Though largely overlooked in light of repeated cookie-cutter comments on the netbook space, Apple for the second time in as many months Wednesday offered data sufficient for breaking out sales of its touch-screen iPod, something it has historically avoided in an effort to limit competitors' views of its success.
Specifically, Apple said last month that it ended 2008 with 30 million multi-touch users, 17 million of which were iPhone owners, and therefore 13 million of which were iPod touch users. During the first quarter of 2009, that multi-touch audience swelled to 37 million units, according to Apple interim chief Tim Cook, driving surprising growth of a novelty product during a tough macro environment and further distancing Apple from any potential competitors.
"[O]ne of the keys behind the growth of the iPod this quarter despite the economic environment was that the iPod Touch more than doubled year-over-year," he said. "So, it was a tremendous result and as [CFO] Peter [Oppenheimer] mentioned earlier in his remarks, the sum of iPhone plus iPod Touch is now about 37 million units and so, it provides an enormous platform for developers to develop on and with [...] our recent SDK changes the developers are working on now, I think it just unleashes a whole new level of innovation that keeps Apple years ahead of everyone else."
Apple reported shipping 3.79 million iPhones during the quarter, meaning it also sold a comparable 3.21 million iPod touches when the iPhone sales data is culled from the reported 7 million increase in multi-touch users.
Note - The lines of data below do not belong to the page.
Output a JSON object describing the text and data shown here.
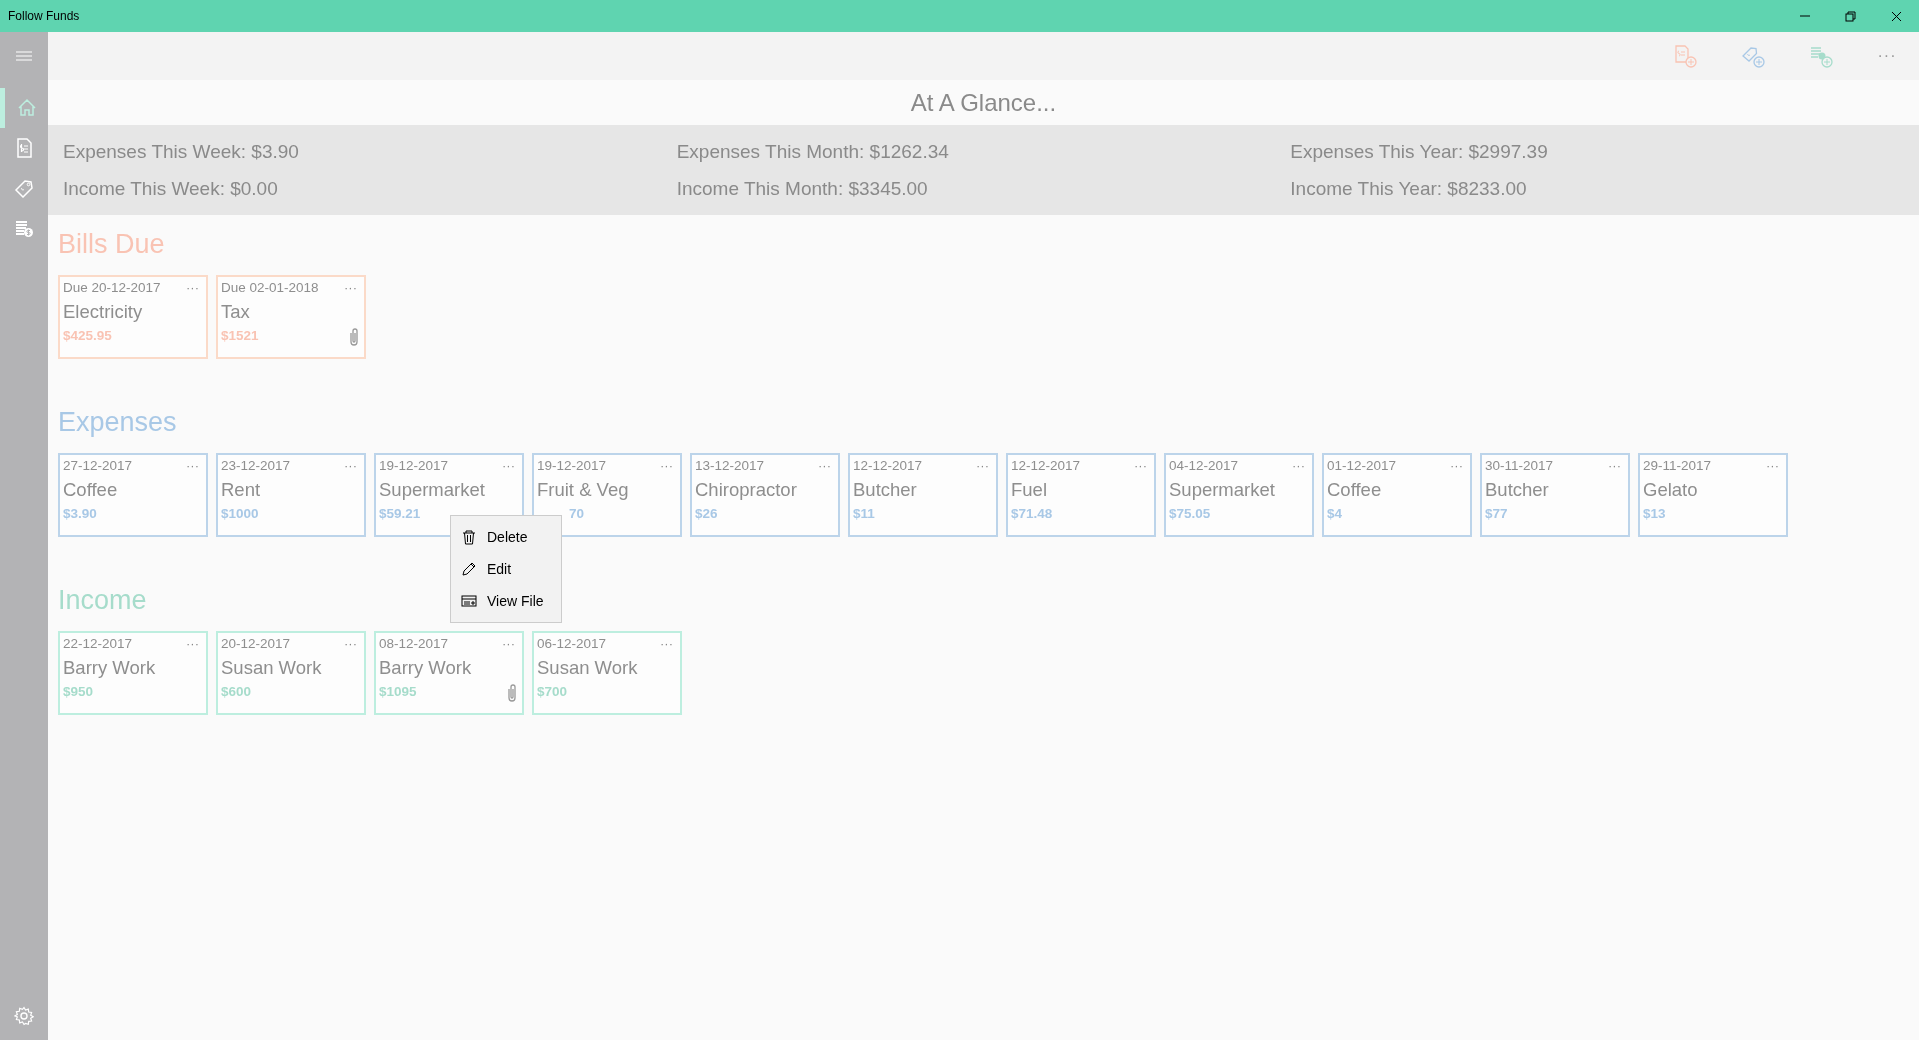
{
  "window": {
    "title": "Follow Funds"
  },
  "sidebar": {
    "items": [
      {
        "kind": "home",
        "selected": true
      },
      {
        "kind": "bill",
        "selected": false
      },
      {
        "kind": "tag",
        "selected": false
      },
      {
        "kind": "coins",
        "selected": false
      }
    ]
  },
  "toolbar": {
    "more": "···"
  },
  "heading": "At A Glance...",
  "summary": [
    [
      "Expenses This Week: $3.90",
      "Income This Week: $0.00"
    ],
    [
      "Expenses This Month: $1262.34",
      "Income This Month: $3345.00"
    ],
    [
      "Expenses This Year: $2997.39",
      "Income This Year: $8233.00"
    ]
  ],
  "sections": [
    {
      "kind": "bills",
      "title": "Bills Due",
      "color": "#f9c3b3",
      "items": [
        {
          "date": "Due 20-12-2017",
          "name": "Electricity",
          "amount": "$425.95",
          "attachment": false
        },
        {
          "date": "Due 02-01-2018",
          "name": "Tax",
          "amount": "$1521",
          "attachment": true
        }
      ]
    },
    {
      "kind": "expenses",
      "title": "Expenses",
      "color": "#a8c8e6",
      "items": [
        {
          "date": "27-12-2017",
          "name": "Coffee",
          "amount": "$3.90",
          "attachment": false
        },
        {
          "date": "23-12-2017",
          "name": "Rent",
          "amount": "$1000",
          "attachment": false
        },
        {
          "date": "19-12-2017",
          "name": "Supermarket",
          "amount": "$59.21",
          "attachment": false,
          "menu_open": true
        },
        {
          "date": "19-12-2017",
          "name": "Fruit & Veg",
          "amount": "70",
          "attachment": false,
          "partly_covered": true
        },
        {
          "date": "13-12-2017",
          "name": "Chiropractor",
          "amount": "$26",
          "attachment": false
        },
        {
          "date": "12-12-2017",
          "name": "Butcher",
          "amount": "$11",
          "attachment": false
        },
        {
          "date": "12-12-2017",
          "name": "Fuel",
          "amount": "$71.48",
          "attachment": false
        },
        {
          "date": "04-12-2017",
          "name": "Supermarket",
          "amount": "$75.05",
          "attachment": false
        },
        {
          "date": "01-12-2017",
          "name": "Coffee",
          "amount": "$4",
          "attachment": false
        },
        {
          "date": "30-11-2017",
          "name": "Butcher",
          "amount": "$77",
          "attachment": false
        },
        {
          "date": "29-11-2017",
          "name": "Gelato",
          "amount": "$13",
          "attachment": false
        }
      ]
    },
    {
      "kind": "income",
      "title": "Income",
      "color": "#a6dccb",
      "items": [
        {
          "date": "22-12-2017",
          "name": "Barry Work",
          "amount": "$950",
          "attachment": false
        },
        {
          "date": "20-12-2017",
          "name": "Susan Work",
          "amount": "$600",
          "attachment": false
        },
        {
          "date": "08-12-2017",
          "name": "Barry Work",
          "amount": "$1095",
          "attachment": true
        },
        {
          "date": "06-12-2017",
          "name": "Susan Work",
          "amount": "$700",
          "attachment": false
        }
      ]
    }
  ],
  "card_more": "···",
  "context_menu": [
    {
      "kind": "delete",
      "label": "Delete"
    },
    {
      "kind": "edit",
      "label": "Edit"
    },
    {
      "kind": "view",
      "label": "View File"
    }
  ]
}
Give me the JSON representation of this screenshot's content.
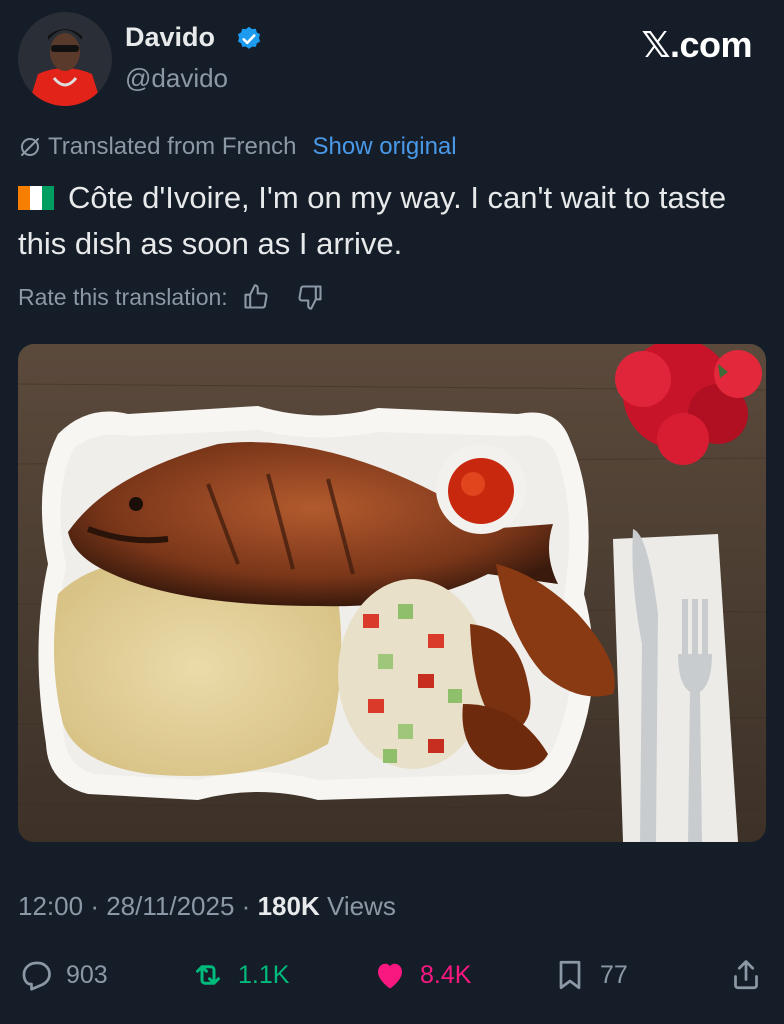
{
  "author": {
    "display_name": "Davido",
    "handle": "@davido",
    "verified": true,
    "avatar_icon": "avatar-photo"
  },
  "site_logo": "𝕏.com",
  "translation": {
    "label": "Translated from French",
    "show_original": "Show original",
    "icon": "globe-strike-icon"
  },
  "tweet": {
    "flag": "cote-divoire-flag",
    "text": "Côte d'Ivoire, I'm on my way. I can't wait to taste this dish as soon as I arrive."
  },
  "rate": {
    "label": "Rate this translation:",
    "up_icon": "thumbs-up-icon",
    "down_icon": "thumbs-down-icon"
  },
  "media": {
    "icon": "food-photo"
  },
  "meta": {
    "time": "12:00",
    "date": "28/11/2025",
    "views_count": "180K",
    "views_label": "Views",
    "separator": "·"
  },
  "actions": {
    "replies": "903",
    "reposts": "1.1K",
    "likes": "8.4K",
    "bookmarks": "77"
  },
  "colors": {
    "background": "#151d28",
    "accent_link": "#4a99e9",
    "repost": "#00ba7c",
    "like": "#f91880",
    "muted": "#8b98a5"
  }
}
The jump helped contribute to a near $3 sequential rise in iPod average selling prices but it more importantly puts Apple on a pace to grow its multi-touch audience by nearly 30 million users this year alone, assuming the unlikely scenario that sales of iPhone sales remain flat following the introduction of new models this spring.
Even more significant may be Apple's emergence as a leader in portable gaming, with quarterly multi-touch device sales now having nearly caught up with those of Nintendo DS, the market leader. Nintendo reported selling 31.43 million DS series handhelds during the 2008 calendar year, or an average of 7.86 million units per quarter compared to Apple's 7 million handhelds reported in its most recent quarter.
The appeal of the iPod touch as a gaming device has admittedly caught industry watchers by surprise, some of which failed to recognize the advent of the App Store as a catalyst that would help drive sales of multi-touch handhelds and not the other way around.
"We did not appreciate what role the [iPod] touch would play when Apple introduced it in September 2007," said Needham & Co. analyst Charles Wolf. "But its now clear that the touch has emerged as a viable game-playing platform."
Responding to Apple's second-quarter earnings, Wolf noted that the App Store closely resembles the PC paradigm, by which hardware sales are driving software sales. However, he added that "the one obvious exception is the iPod touch."
"We believe software applications are beginning to drive sales of the [iPod] touch, especially among game-addicted younger people," he said.
Apple, which will sell its 1 billionth App Store application later this afternoon, says a third of the 35,000 applications on the digital download store are games, meaning it will have sold over 300 million multi-touch games in approximately 9 months. Though its unclear how many DS titles have been sold since the platform launched in 2004, Nintendo did say last month that 83 titles had each surpassed the 1 million mark, with 7 games exceeding the 10 million mark.